    When going into retreat, the hermitage door should be sealed with mud. Failing this, donít relate to anyone, donít speak to anyone, and donít spy. Spurning the wanderings of the restless mind, expel stale breath, and assuming a good body posture let the mind relax into an all pervasive presence without so much as a fingersnap of distraction like a tent peg in solid ground. A strict retreat in those outer, inner and secret dimensions will quickly produce the signs and qualities that are evidence of attainment.

    If something of importance comes up and you weaken and relent and you meet someone and even talk with him, thinking, "After this I shall be more strict!" you will lose the turga of the retreat and become looser and looser. On the other hand, if you resolve right from the beginning to keep your seat and make no exceptions, your retreat will become increasingly disciplined and your sadhana will not be plagued by obstacles.

    There are many different recommendations to guide you to your actual place of retreat, but in general it should be somewhere blessed by a supreme master such as Guru Rimpoche and it should not be a place in the hands of people with beliefs antagonistic to your own. It should be an utterly solitary place where you feel completely at ease and where practicalities are no problem. If you possess the capacity and strength to spontaneously resolve outer appearances and inner susceptibilities in cremation grounds, cemeteries and other wild places of negative energy where malignant spirits and demons abide, your meditation will be greatly inspired and swiftly fulfilled; if you lack that capacity then all sorts of obstacles will arise in such places. When realization is identical to the here and now all difficult situations appear as positive reinforcement and it is most beneficial at that time to do secret yogas in places like cremation grounds and graveyards. The real solitary place, though, is the space of non-action after our mind-flow has become free of all self indulgent inner and outer games.

    As to the actual process of purification: this consists of the ordinary training in the four mind changes and the extraordinary training in refuge, aspiration, confession, and offering meditation according to the oral instruction -- persevere in this until the benefits are palpable.

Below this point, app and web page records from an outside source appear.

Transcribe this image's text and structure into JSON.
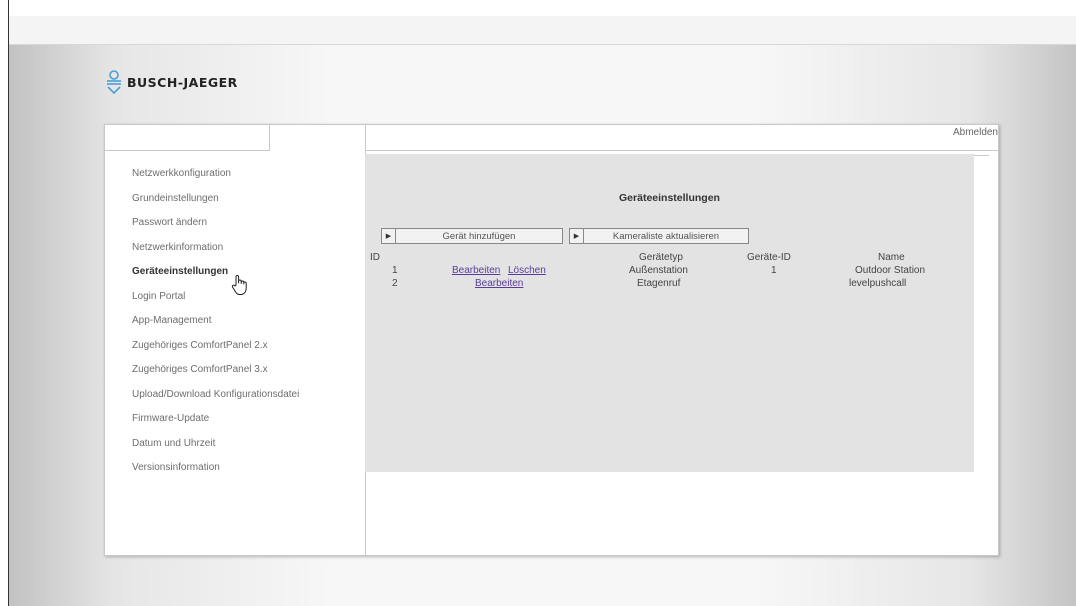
{
  "brand": {
    "name": "BUSCH-JAEGER",
    "color": "#4a9fd8"
  },
  "header": {
    "logout_label": "Abmelden"
  },
  "sidebar": {
    "items": [
      {
        "label": "Netzwerkkonfiguration"
      },
      {
        "label": "Grundeinstellungen"
      },
      {
        "label": "Passwort ändern"
      },
      {
        "label": "Netzwerkinformation"
      },
      {
        "label": "Geräteeinstellungen",
        "active": true
      },
      {
        "label": "Login Portal"
      },
      {
        "label": "App-Management"
      },
      {
        "label": "Zugehöriges ComfortPanel 2.x"
      },
      {
        "label": "Zugehöriges ComfortPanel 3.x"
      },
      {
        "label": "Upload/Download Konfigurationsdatei"
      },
      {
        "label": "Firmware-Update"
      },
      {
        "label": "Datum und Uhrzeit"
      },
      {
        "label": "Versionsinformation"
      }
    ]
  },
  "main": {
    "title": "Geräteeinstellungen",
    "add_device_label": "Gerät hinzufügen",
    "refresh_camera_label": "Kameraliste aktualisieren",
    "table": {
      "headers": {
        "id": "ID",
        "type": "Gerätetyp",
        "device_id": "Geräte-ID",
        "name": "Name"
      },
      "rows": [
        {
          "id": "1",
          "edit": "Bearbeiten",
          "delete": "Löschen",
          "type": "Außenstation",
          "device_id": "1",
          "name": "Outdoor Station"
        },
        {
          "id": "2",
          "edit": "Bearbeiten",
          "type": "Etagenruf",
          "device_id": "",
          "name": "levelpushcall"
        }
      ]
    }
  },
  "icons": {
    "arrow": "play-arrow-icon",
    "cursor": "hand-pointer-icon"
  }
}
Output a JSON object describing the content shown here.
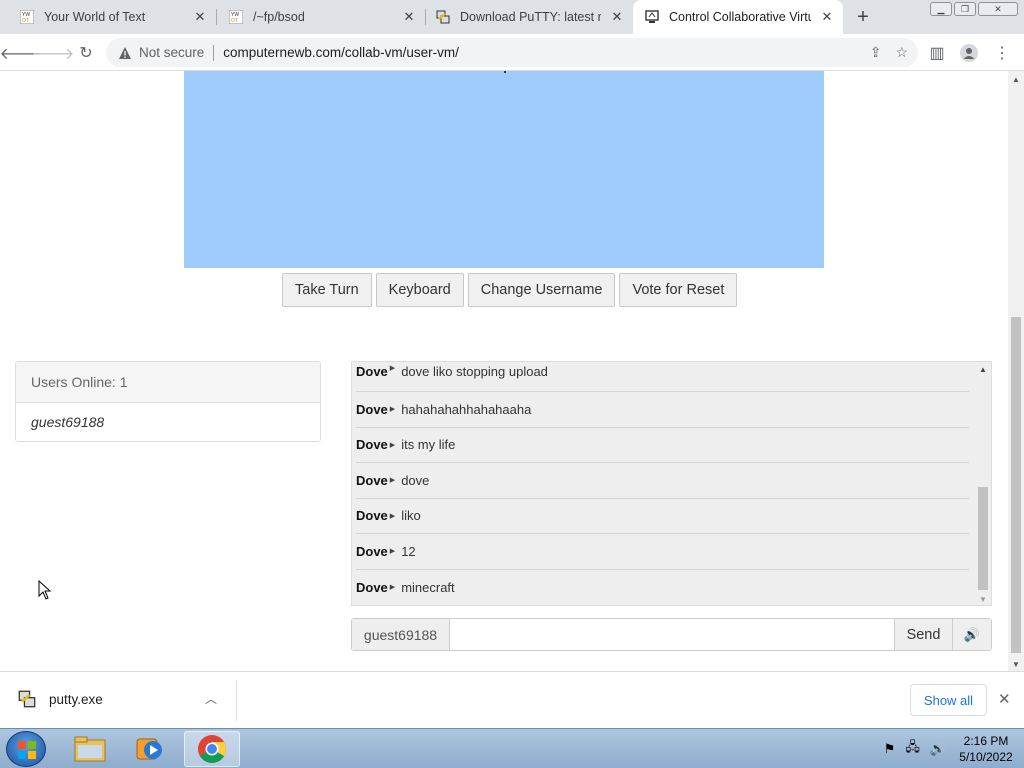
{
  "browser": {
    "tabs": [
      {
        "title": "Your World of Text",
        "favicon": "ywot-favicon"
      },
      {
        "title": "/~fp/bsod",
        "favicon": "ywot-favicon"
      },
      {
        "title": "Download PuTTY: latest rel",
        "favicon": "putty-favicon"
      },
      {
        "title": "Control Collaborative Virtu",
        "favicon": "collabvm-favicon",
        "active": true
      }
    ],
    "new_tab": "+",
    "security_label": "Not secure",
    "url": "computernewb.com/collab-vm/user-vm/"
  },
  "vm": {
    "buttons": {
      "take_turn": "Take Turn",
      "keyboard": "Keyboard",
      "change_username": "Change Username",
      "vote_reset": "Vote for Reset"
    },
    "screen_color": "#9fcbfa"
  },
  "users": {
    "header": "Users Online: 1",
    "list": [
      "guest69188"
    ]
  },
  "chat": {
    "messages": [
      {
        "user": "Dove",
        "text": "dove liko stopping upload"
      },
      {
        "user": "Dove",
        "text": "hahahahahhahahaaha"
      },
      {
        "user": "Dove",
        "text": "its my life"
      },
      {
        "user": "Dove",
        "text": "dove"
      },
      {
        "user": "Dove",
        "text": "liko"
      },
      {
        "user": "Dove",
        "text": "12"
      },
      {
        "user": "Dove",
        "text": "minecraft"
      }
    ],
    "username": "guest69188",
    "input_value": "",
    "send_label": "Send"
  },
  "downloads": {
    "file": "putty.exe",
    "show_all": "Show all"
  },
  "taskbar": {
    "time": "2:16 PM",
    "date": "5/10/2022"
  }
}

Thereafter make Guru Yoga the mainstay of the training and work with that. Without these foundation practices meditation will be sluggish and even as it deepens it will be fraught with obstacles.

    While pure realization is still not the pervasive element in our being pray with fervent heartfelt devotion and soon, through the transference of the heart-mind realization of the Lama, a wonderful inexpressible realization will spontaneously erupt within. Lama Shang Rimpoche said, "To find peace, to have mystic experiences, to attain profound absorption, and so on, these are common experiences. Much more precious is the realization born from within through the blessings of the Lama which arise out of fervent devotion."

T   he reality of Dzokchen suffusing the mind is directly dependant upon the preparation. That is why Je Drigung said, "Some traditions emphasize the main endeavor; our tradition stresses the preliminaries."

The first rendition of this difficult text into English was done by John Reynolds (Vajranath) in 1978 as "Alchemy of Realization". It was superceded the following year by an excellent -- if somewhat puritanical -- translation called "Extracting the Quintessence of Accomplishment" done by Dudjom Rimpocheís mandala at Orgyen Kunsang Choekhorling in Darjeeling. That work may be considered the final authoritative translation and any further attempt redundant. But here I have attempted to bring the translation one step closer to contemporary English usage while altering the take and the slant to reflect my personal appreciation of the authorís intention. Homage to Dudjom Rimpoche!

The Tibetan title is Ri chos bslab bya nyams len dmar khrid go bder brjod pa grub paíi bcud len and is published in "Extracting the Quintessence of Accomplishment" .

Keith Dowman
Mt Abu, India